There was once a day, not too long ago, when records management and document storage professionals were the gate-keepers of data. When the information that we found important was largely confined to physical records and paper documents, archivists and bookkeepers were its handlers.
Now, in our 21st century state of modernity, data has grown in such volume and significance to the well-running of the world, that it has left the hands of those humble custodians and has instead become the domain of the globe’s most powerful companies. Tech giants like Alphabet (Google’s parent company), Amazon, Facebook and Apple covetously store more and more data, establishing near monopolies on the practice and amassing eye-watering wealth in the process.
These huge companies have built a future of wealth accumulation around this newly revalued, newly commodified resource. Tech’s biggest companies are now so large they have taken on the significance of nation states, and their wealth and influence continues to grow. On the surface, data and its accumulation does look a lot like the oil industry did as little as ten years ago.
‘Data is the new oil’, says the Economist in 2017
When the Economist published its article highlighting the similarities between how the industry that deals in data has shaped up to look like the oil industry, the author of that piece was quick to highlight the negatives of this comparison.
Just as there are criticisms of oil companies’ influence over politics, over the last couple of years we’ve been made aware of tech giants’ lobbying power. In 2019, the Guardian, a UK-based newspaper, published an article that suggested Facebook agents were using financial incentives to try and convince major politicians across the globe into preventing further data privacy legislation.
In another parallel with oil, the global community is being woken up to the dangers of mismanagement within this huge industry. Where with oil the worry is that mismanaging that commodity might result in spills over land and sea, with data the concern is that the leakage will directly impact our personal lives.
What data companies harvest, our personal information, can be spilled just like oil can and, though there will be fewer aquatic birds killed in a data leak, the effects could be similarly devastating to individuals.
There are certainly comparisons between big data and oil and most of these similarities stem from the fact that these two industries have positioned themselves so centrally within the structure of global capitalism that the world might not turn without them.
What does the new importance placed on data mean for me?
Positives of data
Despite the scaremongering and, perhaps well-founded scepticism around big data corporations ability to properly regulate themselves, there are undoubtedly going to be some beneficial practices to come out of the growth of the industry.
New technology, regarded by many as the most important tool in humanity’s arsenal in the battle to curb the worst effects of climate change, is advanced by data. Autonomous vehicles, self-driving cars, are an example of this.
Many tech professionals consider that AVs could help us reach a future that is less taxing on the environment and safer for human beings. Self-driving cars could be programmed to reduce traffic, will likely be electric and will undoubtedly reduce road accidents.
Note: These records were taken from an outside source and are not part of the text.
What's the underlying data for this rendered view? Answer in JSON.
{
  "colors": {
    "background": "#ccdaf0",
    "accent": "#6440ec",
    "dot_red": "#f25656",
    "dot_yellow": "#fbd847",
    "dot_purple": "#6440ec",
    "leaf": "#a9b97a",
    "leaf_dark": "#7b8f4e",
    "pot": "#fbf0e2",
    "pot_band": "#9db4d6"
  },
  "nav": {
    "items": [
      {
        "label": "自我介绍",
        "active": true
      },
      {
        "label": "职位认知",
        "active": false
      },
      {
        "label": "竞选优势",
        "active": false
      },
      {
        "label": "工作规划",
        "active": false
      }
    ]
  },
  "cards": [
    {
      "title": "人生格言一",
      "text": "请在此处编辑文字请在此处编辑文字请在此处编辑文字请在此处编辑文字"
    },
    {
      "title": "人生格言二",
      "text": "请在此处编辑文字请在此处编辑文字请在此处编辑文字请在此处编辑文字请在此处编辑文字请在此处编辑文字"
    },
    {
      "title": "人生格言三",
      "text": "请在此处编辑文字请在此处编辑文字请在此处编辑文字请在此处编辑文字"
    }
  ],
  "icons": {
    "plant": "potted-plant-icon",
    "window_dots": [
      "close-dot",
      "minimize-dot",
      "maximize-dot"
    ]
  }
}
AVs are a great example of a tech solution to modernity’s problems. If they are to become commonplace, they will only have done so as a result of data, lots and lots of data. For a driverless car to work it needs the ability to collect and act on so many different data points that the human mind boggles simply thinking about it.
Proximity-based information, to other cars and unmoving objects; weather-related data, in order to inform braking distances and safe acceleration speeds; map-building information, for planning routes, are just a few categories of data that an AV must be able to collect and act on in real time.
Data will be the key to developing technologies such as this.
How can data help me?
The International Data Corporation (IDC) estimates that global revenue in data collection and analytics will grow by 12% in 2020, taking the figure to a staggering $203 billion dollars.
Facebook, Google and Apple will continue to make money, lots of it, through the accumulation of data. So, it is clearly there to be made which draws out the question ‘How can I get in on the act?’
CEO of Aspirent and co-author of ‘Monetizing your Data: A Guide to turning data into profit-driving strategies and solutions’, Andrew Wells, presents this as an answer.
For small business owners and managers, the value of data comes in “helping them make better decisions.” This might not be the easy answer that some readers were hoping for, but data’s value to the smaller business owner or private individual does not lie in selling their own information. The value of data comes in how it is used, as in the case of the driverless AV.
The focus of data analytics has shifted according to Wells. Where companies used to use data to inform them on what the problem is or what the next step is, they should now use data to model the decisions used to act on the answers to that question.
Data is still useful in diagnosing issues but its true value, for small business owners or even private individuals, is in informing on the best ways out of these issues, in deciding on the best course of action.